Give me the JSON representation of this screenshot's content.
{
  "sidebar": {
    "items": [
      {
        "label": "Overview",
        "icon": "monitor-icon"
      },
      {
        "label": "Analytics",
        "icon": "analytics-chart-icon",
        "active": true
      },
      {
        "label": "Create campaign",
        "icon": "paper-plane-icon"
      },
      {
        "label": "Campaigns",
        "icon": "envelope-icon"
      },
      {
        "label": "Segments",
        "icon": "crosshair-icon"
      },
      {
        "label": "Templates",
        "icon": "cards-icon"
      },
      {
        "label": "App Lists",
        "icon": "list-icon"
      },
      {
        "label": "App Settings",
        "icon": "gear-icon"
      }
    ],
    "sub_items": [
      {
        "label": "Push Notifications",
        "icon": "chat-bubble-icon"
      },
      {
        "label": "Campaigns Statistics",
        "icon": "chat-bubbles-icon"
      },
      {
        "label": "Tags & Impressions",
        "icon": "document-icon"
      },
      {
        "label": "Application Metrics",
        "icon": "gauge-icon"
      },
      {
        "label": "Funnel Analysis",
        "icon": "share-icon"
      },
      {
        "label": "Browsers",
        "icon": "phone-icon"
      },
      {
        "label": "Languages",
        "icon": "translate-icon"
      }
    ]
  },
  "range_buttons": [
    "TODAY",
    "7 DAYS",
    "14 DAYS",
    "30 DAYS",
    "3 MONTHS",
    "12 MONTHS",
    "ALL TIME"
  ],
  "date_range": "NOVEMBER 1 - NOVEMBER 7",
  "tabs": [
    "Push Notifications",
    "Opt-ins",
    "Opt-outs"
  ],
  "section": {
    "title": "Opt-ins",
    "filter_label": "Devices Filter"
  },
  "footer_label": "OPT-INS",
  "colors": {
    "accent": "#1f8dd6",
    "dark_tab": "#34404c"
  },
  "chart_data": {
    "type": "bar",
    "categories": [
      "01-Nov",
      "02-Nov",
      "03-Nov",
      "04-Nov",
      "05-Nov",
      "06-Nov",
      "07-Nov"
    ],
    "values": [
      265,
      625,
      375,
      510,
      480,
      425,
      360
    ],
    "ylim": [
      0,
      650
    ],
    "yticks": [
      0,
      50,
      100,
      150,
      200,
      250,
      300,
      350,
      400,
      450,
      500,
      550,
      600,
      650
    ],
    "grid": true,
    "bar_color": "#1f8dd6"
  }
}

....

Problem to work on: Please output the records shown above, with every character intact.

Finished task:
Give me the JSON representation of this screenshot's content.
{
  "sidebar": {
    "items": [
      {
        "label": "Overview",
        "icon": "monitor-icon"
      },
      {
        "label": "Analytics",
        "icon": "analytics-chart-icon",
        "active": true
      },
      {
        "label": "Create campaign",
        "icon": "paper-plane-icon"
      },
      {
        "label": "Campaigns",
        "icon": "envelope-icon"
      },
      {
        "label": "Segments",
        "icon": "crosshair-icon"
      },
      {
        "label": "Templates",
        "icon": "cards-icon"
      },
      {
        "label": "App Lists",
        "icon": "list-icon"
      },
      {
        "label": "App Settings",
        "icon": "gear-icon"
      }
    ],
    "sub_items": [
      {
        "label": "Push Notifications",
        "icon": "chat-bubble-icon"
      },
      {
        "label": "Campaigns Statistics",
        "icon": "chat-bubbles-icon"
      },
      {
        "label": "Tags & Impressions",
        "icon": "document-icon"
      },
      {
        "label": "Application Metrics",
        "icon": "gauge-icon"
      },
      {
        "label": "Funnel Analysis",
        "icon": "share-icon"
      },
      {
        "label": "Browsers",
        "icon": "phone-icon"
      },
      {
        "label": "Languages",
        "icon": "translate-icon"
      }
    ]
  },
  "range_buttons": [
    "TODAY",
    "7 DAYS",
    "14 DAYS",
    "30 DAYS",
    "3 MONTHS",
    "12 MONTHS",
    "ALL TIME"
  ],
  "date_range": "NOVEMBER 1 - NOVEMBER 7",
  "tabs": [
    "Push Notifications",
    "Opt-ins",
    "Opt-outs"
  ],
  "section": {
    "title": "Opt-ins",
    "filter_label": "Devices Filter"
  },
  "footer_label": "OPT-INS",
  "colors": {
    "accent": "#1f8dd6",
    "dark_tab": "#34404c"
  },
  "chart_data": {
    "type": "bar",
    "categories": [
      "01-Nov",
      "02-Nov",
      "03-Nov",
      "04-Nov",
      "05-Nov",
      "06-Nov",
      "07-Nov"
    ],
    "values": [
      265,
      625,
      375,
      510,
      480,
      425,
      360
    ],
    "ylim": [
      0,
      650
    ],
    "yticks": [
      0,
      50,
      100,
      150,
      200,
      250,
      300,
      350,
      400,
      450,
      500,
      550,
      600,
      650
    ],
    "grid": true,
    "bar_color": "#1f8dd6"
  }
}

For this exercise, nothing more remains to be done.